Instructions to follow | Return the listing below unchanged, but without pictures.

*** Opening of Given entries ***

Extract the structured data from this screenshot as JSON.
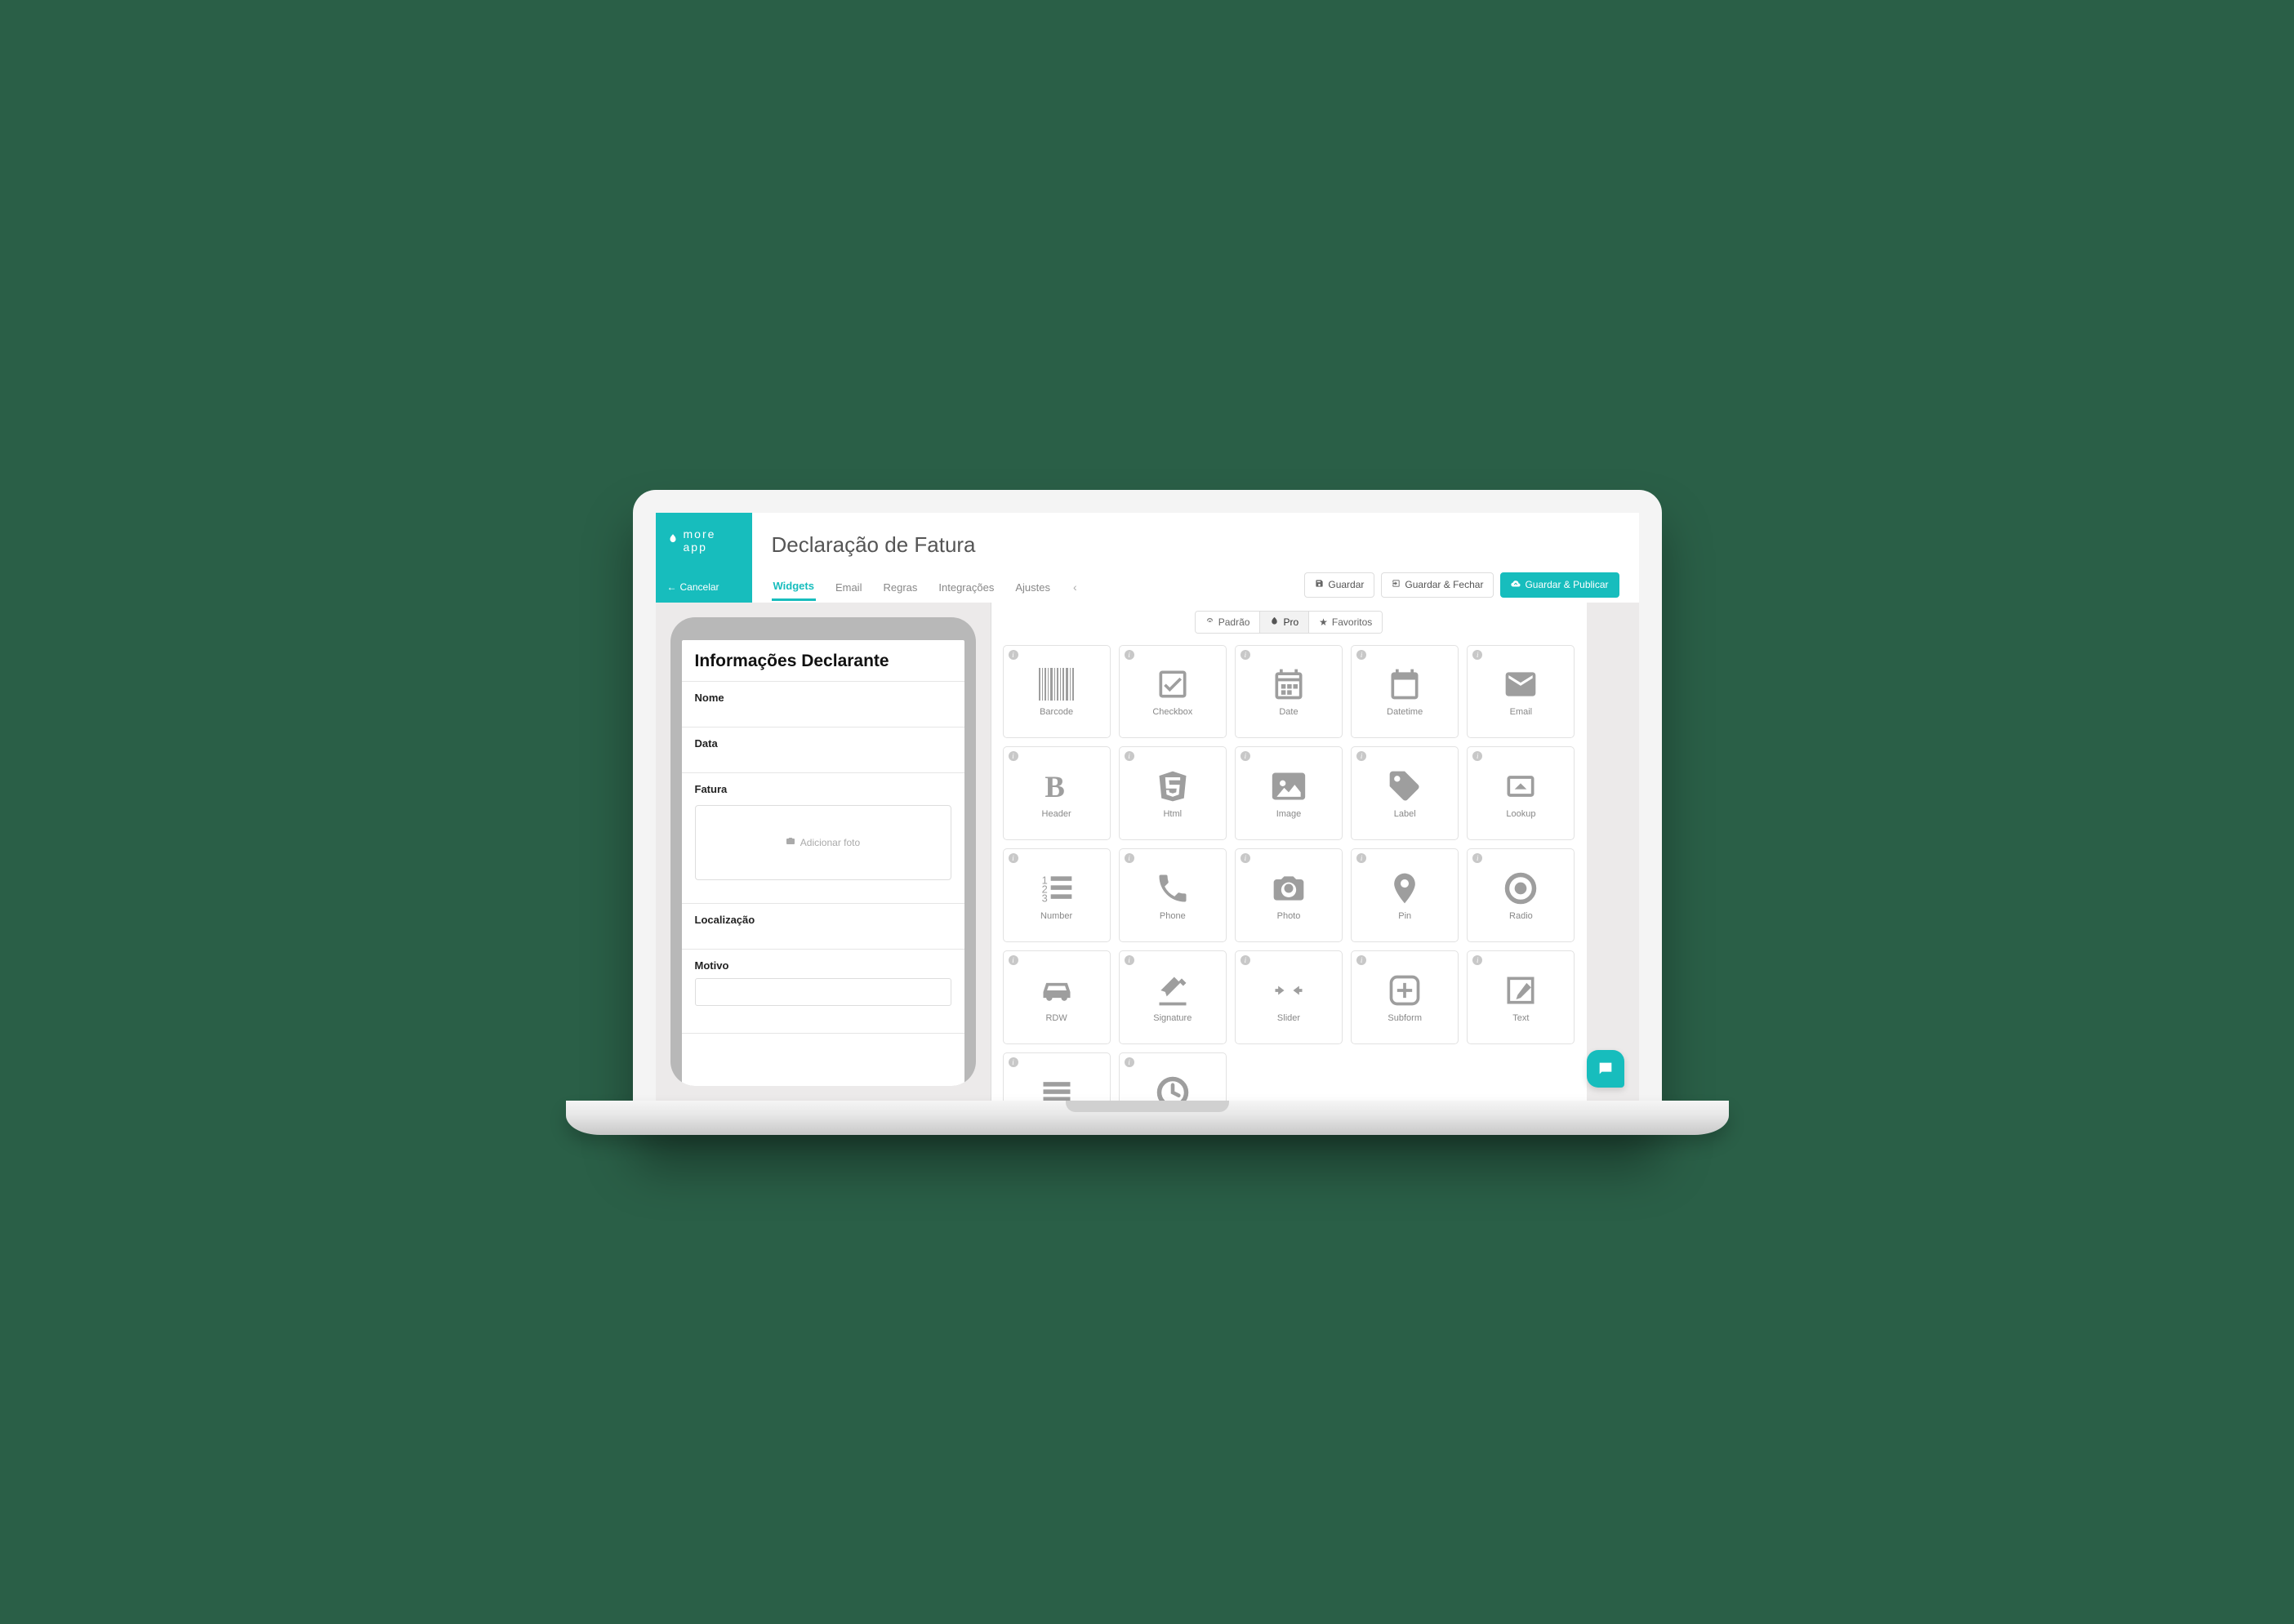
{
  "brand": "more app",
  "cancel": "Cancelar",
  "title": "Declaração de Fatura",
  "tabs": [
    "Widgets",
    "Email",
    "Regras",
    "Integrações",
    "Ajustes"
  ],
  "active_tab": "Widgets",
  "actions": {
    "save": "Guardar",
    "save_close": "Guardar & Fechar",
    "save_publish": "Guardar & Publicar"
  },
  "preview": {
    "heading": "Informações Declarante",
    "fields": {
      "nome": "Nome",
      "data": "Data",
      "fatura": "Fatura",
      "add_photo": "Adicionar foto",
      "localizacao": "Localização",
      "motivo": "Motivo"
    }
  },
  "widget_filters": {
    "padrao": "Padrão",
    "pro": "Pro",
    "favoritos": "Favoritos",
    "active": "Pro"
  },
  "widgets": [
    {
      "id": "barcode",
      "label": "Barcode"
    },
    {
      "id": "checkbox",
      "label": "Checkbox"
    },
    {
      "id": "date",
      "label": "Date"
    },
    {
      "id": "datetime",
      "label": "Datetime"
    },
    {
      "id": "email",
      "label": "Email"
    },
    {
      "id": "header",
      "label": "Header"
    },
    {
      "id": "html",
      "label": "Html"
    },
    {
      "id": "image",
      "label": "Image"
    },
    {
      "id": "label",
      "label": "Label"
    },
    {
      "id": "lookup",
      "label": "Lookup"
    },
    {
      "id": "number",
      "label": "Number"
    },
    {
      "id": "phone",
      "label": "Phone"
    },
    {
      "id": "photo",
      "label": "Photo"
    },
    {
      "id": "pin",
      "label": "Pin"
    },
    {
      "id": "radio",
      "label": "Radio"
    },
    {
      "id": "rdw",
      "label": "RDW"
    },
    {
      "id": "signature",
      "label": "Signature"
    },
    {
      "id": "slider",
      "label": "Slider"
    },
    {
      "id": "subform",
      "label": "Subform"
    },
    {
      "id": "text",
      "label": "Text"
    },
    {
      "id": "textarea",
      "label": "Text Area"
    },
    {
      "id": "time",
      "label": "Time"
    }
  ]
}
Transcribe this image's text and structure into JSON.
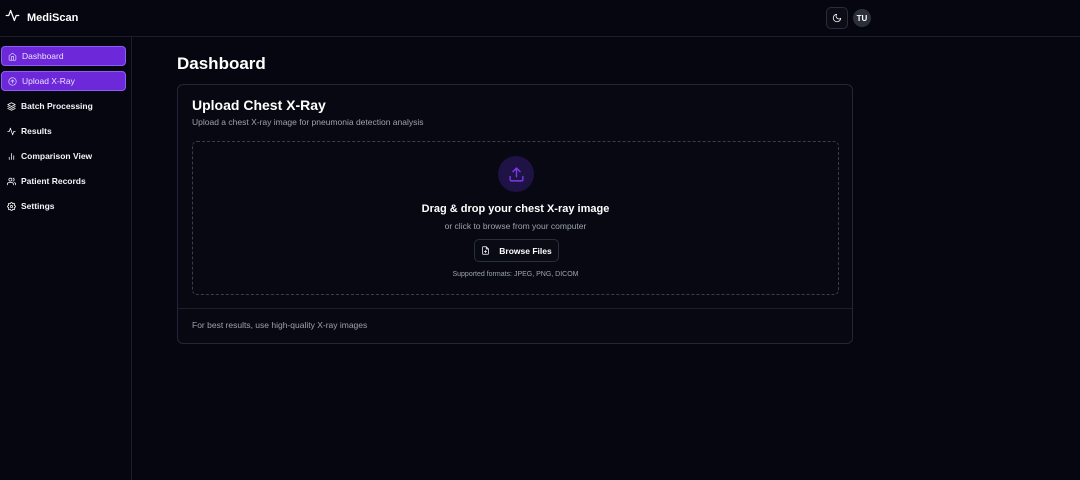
{
  "app": {
    "name": "MediScan"
  },
  "header": {
    "avatar_initials": "TU"
  },
  "sidebar": {
    "items": [
      {
        "label": "Dashboard",
        "icon": "home-icon",
        "active": true
      },
      {
        "label": "Upload X-Ray",
        "icon": "upload-icon",
        "active": true
      },
      {
        "label": "Batch Processing",
        "icon": "layers-icon",
        "active": false
      },
      {
        "label": "Results",
        "icon": "activity-icon",
        "active": false
      },
      {
        "label": "Comparison View",
        "icon": "bar-chart-icon",
        "active": false
      },
      {
        "label": "Patient Records",
        "icon": "users-icon",
        "active": false
      },
      {
        "label": "Settings",
        "icon": "gear-icon",
        "active": false
      }
    ]
  },
  "main": {
    "title": "Dashboard",
    "card": {
      "title": "Upload Chest X-Ray",
      "subtitle": "Upload a chest X-ray image for pneumonia detection analysis",
      "dropzone": {
        "title": "Drag & drop your chest X-ray image",
        "subtitle": "or click to browse from your computer",
        "button_label": "Browse Files",
        "formats": "Supported formats: JPEG, PNG, DICOM"
      },
      "footer": "For best results, use high-quality X-ray images"
    }
  },
  "colors": {
    "background": "#05060f",
    "accent": "#6d28d9",
    "accent_light": "#8b5cf6",
    "border": "#1c1f2b",
    "muted_text": "#9ca3af"
  }
}
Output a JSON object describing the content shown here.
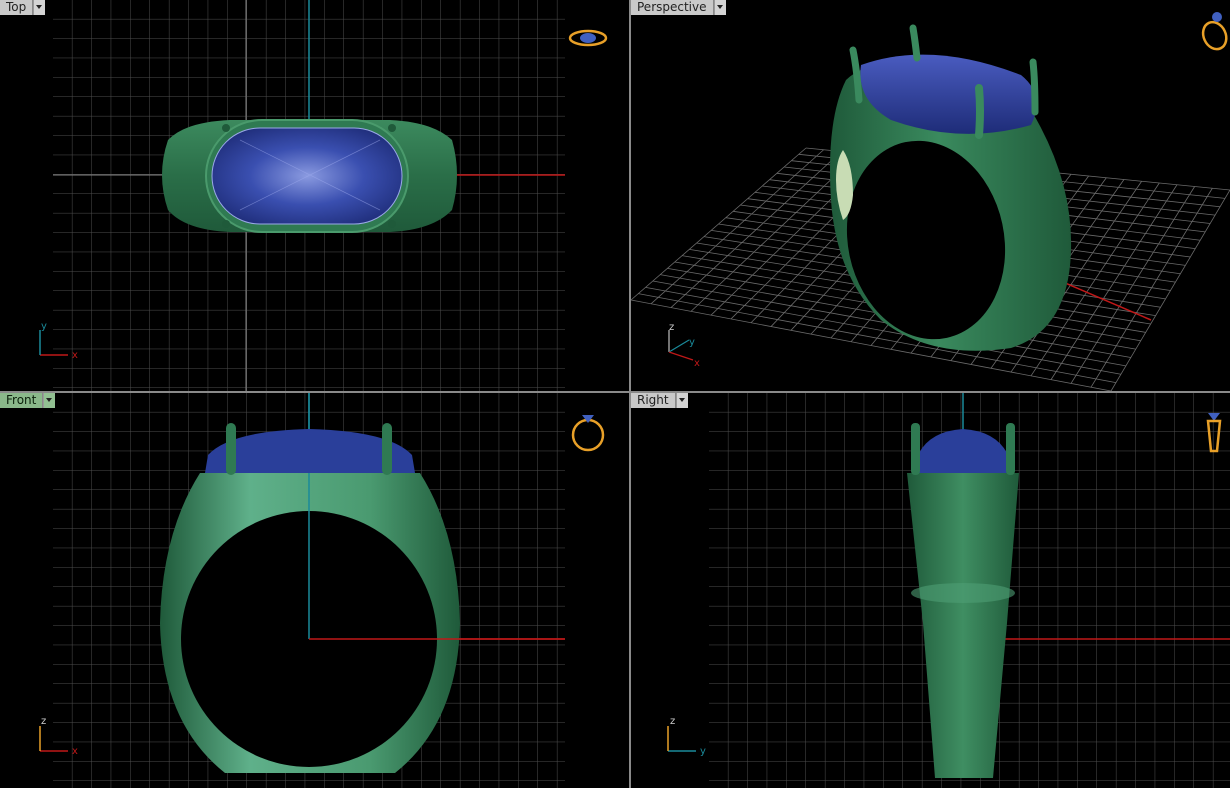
{
  "viewports": {
    "top": {
      "label": "Top",
      "axes": {
        "a": "y",
        "b": "x"
      }
    },
    "perspective": {
      "label": "Perspective",
      "axes": {
        "a": "z",
        "b": "y",
        "c": "x"
      }
    },
    "front": {
      "label": "Front",
      "axes": {
        "a": "z",
        "b": "x"
      }
    },
    "right": {
      "label": "Right",
      "axes": {
        "a": "z",
        "b": "y"
      }
    }
  },
  "active_viewport": "front",
  "colors": {
    "background": "#000000",
    "grid": "#5a5a5a",
    "grid_major": "#8a8a8a",
    "x_axis": "#c01818",
    "y_axis": "#1a8a9a",
    "ring_metal": "#2f7a52",
    "ring_metal_light": "#5fb08a",
    "gem": "#2a3f9a",
    "gem_light": "#6a7ad0",
    "lattice": "#c8dcb4",
    "tab_bg": "#c9c9c9",
    "tab_active_bg": "#8ab88a",
    "icon_gold": "#e8a028",
    "icon_blue": "#4060c0"
  },
  "icons": {
    "view_cube": "ring-view-icon"
  }
}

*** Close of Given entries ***

Output for this task |
Extract the structured data from this screenshot as JSON.
{
  "brand": "more app",
  "cancel": "Cancelar",
  "title": "Declaração de Fatura",
  "tabs": [
    "Widgets",
    "Email",
    "Regras",
    "Integrações",
    "Ajustes"
  ],
  "active_tab": "Widgets",
  "actions": {
    "save": "Guardar",
    "save_close": "Guardar & Fechar",
    "save_publish": "Guardar & Publicar"
  },
  "preview": {
    "heading": "Informações Declarante",
    "fields": {
      "nome": "Nome",
      "data": "Data",
      "fatura": "Fatura",
      "add_photo": "Adicionar foto",
      "localizacao": "Localização",
      "motivo": "Motivo"
    }
  },
  "widget_filters": {
    "padrao": "Padrão",
    "pro": "Pro",
    "favoritos": "Favoritos",
    "active": "Pro"
  },
  "widgets": [
    {
      "id": "barcode",
      "label": "Barcode"
    },
    {
      "id": "checkbox",
      "label": "Checkbox"
    },
    {
      "id": "date",
      "label": "Date"
    },
    {
      "id": "datetime",
      "label": "Datetime"
    },
    {
      "id": "email",
      "label": "Email"
    },
    {
      "id": "header",
      "label": "Header"
    },
    {
      "id": "html",
      "label": "Html"
    },
    {
      "id": "image",
      "label": "Image"
    },
    {
      "id": "label",
      "label": "Label"
    },
    {
      "id": "lookup",
      "label": "Lookup"
    },
    {
      "id": "number",
      "label": "Number"
    },
    {
      "id": "phone",
      "label": "Phone"
    },
    {
      "id": "photo",
      "label": "Photo"
    },
    {
      "id": "pin",
      "label": "Pin"
    },
    {
      "id": "radio",
      "label": "Radio"
    },
    {
      "id": "rdw",
      "label": "RDW"
    },
    {
      "id": "signature",
      "label": "Signature"
    },
    {
      "id": "slider",
      "label": "Slider"
    },
    {
      "id": "subform",
      "label": "Subform"
    },
    {
      "id": "text",
      "label": "Text"
    },
    {
      "id": "textarea",
      "label": "Text Area"
    },
    {
      "id": "time",
      "label": "Time"
    }
  ]
}
Transcribe this image's text and structure into JSON.
{
  "app": {
    "name": "MediScan"
  },
  "header": {
    "avatar_initials": "TU"
  },
  "sidebar": {
    "items": [
      {
        "label": "Dashboard",
        "icon": "home-icon",
        "active": true
      },
      {
        "label": "Upload X-Ray",
        "icon": "upload-icon",
        "active": true
      },
      {
        "label": "Batch Processing",
        "icon": "layers-icon",
        "active": false
      },
      {
        "label": "Results",
        "icon": "activity-icon",
        "active": false
      },
      {
        "label": "Comparison View",
        "icon": "bar-chart-icon",
        "active": false
      },
      {
        "label": "Patient Records",
        "icon": "users-icon",
        "active": false
      },
      {
        "label": "Settings",
        "icon": "gear-icon",
        "active": false
      }
    ]
  },
  "main": {
    "title": "Dashboard",
    "card": {
      "title": "Upload Chest X-Ray",
      "subtitle": "Upload a chest X-ray image for pneumonia detection analysis",
      "dropzone": {
        "title": "Drag & drop your chest X-ray image",
        "subtitle": "or click to browse from your computer",
        "button_label": "Browse Files",
        "formats": "Supported formats: JPEG, PNG, DICOM"
      },
      "footer": "For best results, use high-quality X-ray images"
    }
  },
  "colors": {
    "background": "#05060f",
    "accent": "#6d28d9",
    "accent_light": "#8b5cf6",
    "border": "#1c1f2b",
    "muted_text": "#9ca3af"
  }
}
Output a JSON object describing the content shown here.
{
  "viewports": {
    "top": {
      "label": "Top",
      "axes": {
        "a": "y",
        "b": "x"
      }
    },
    "perspective": {
      "label": "Perspective",
      "axes": {
        "a": "z",
        "b": "y",
        "c": "x"
      }
    },
    "front": {
      "label": "Front",
      "axes": {
        "a": "z",
        "b": "x"
      }
    },
    "right": {
      "label": "Right",
      "axes": {
        "a": "z",
        "b": "y"
      }
    }
  },
  "active_viewport": "front",
  "colors": {
    "background": "#000000",
    "grid": "#5a5a5a",
    "grid_major": "#8a8a8a",
    "x_axis": "#c01818",
    "y_axis": "#1a8a9a",
    "ring_metal": "#2f7a52",
    "ring_metal_light": "#5fb08a",
    "gem": "#2a3f9a",
    "gem_light": "#6a7ad0",
    "lattice": "#c8dcb4",
    "tab_bg": "#c9c9c9",
    "tab_active_bg": "#8ab88a",
    "icon_gold": "#e8a028",
    "icon_blue": "#4060c0"
  },
  "icons": {
    "view_cube": "ring-view-icon"
  }
}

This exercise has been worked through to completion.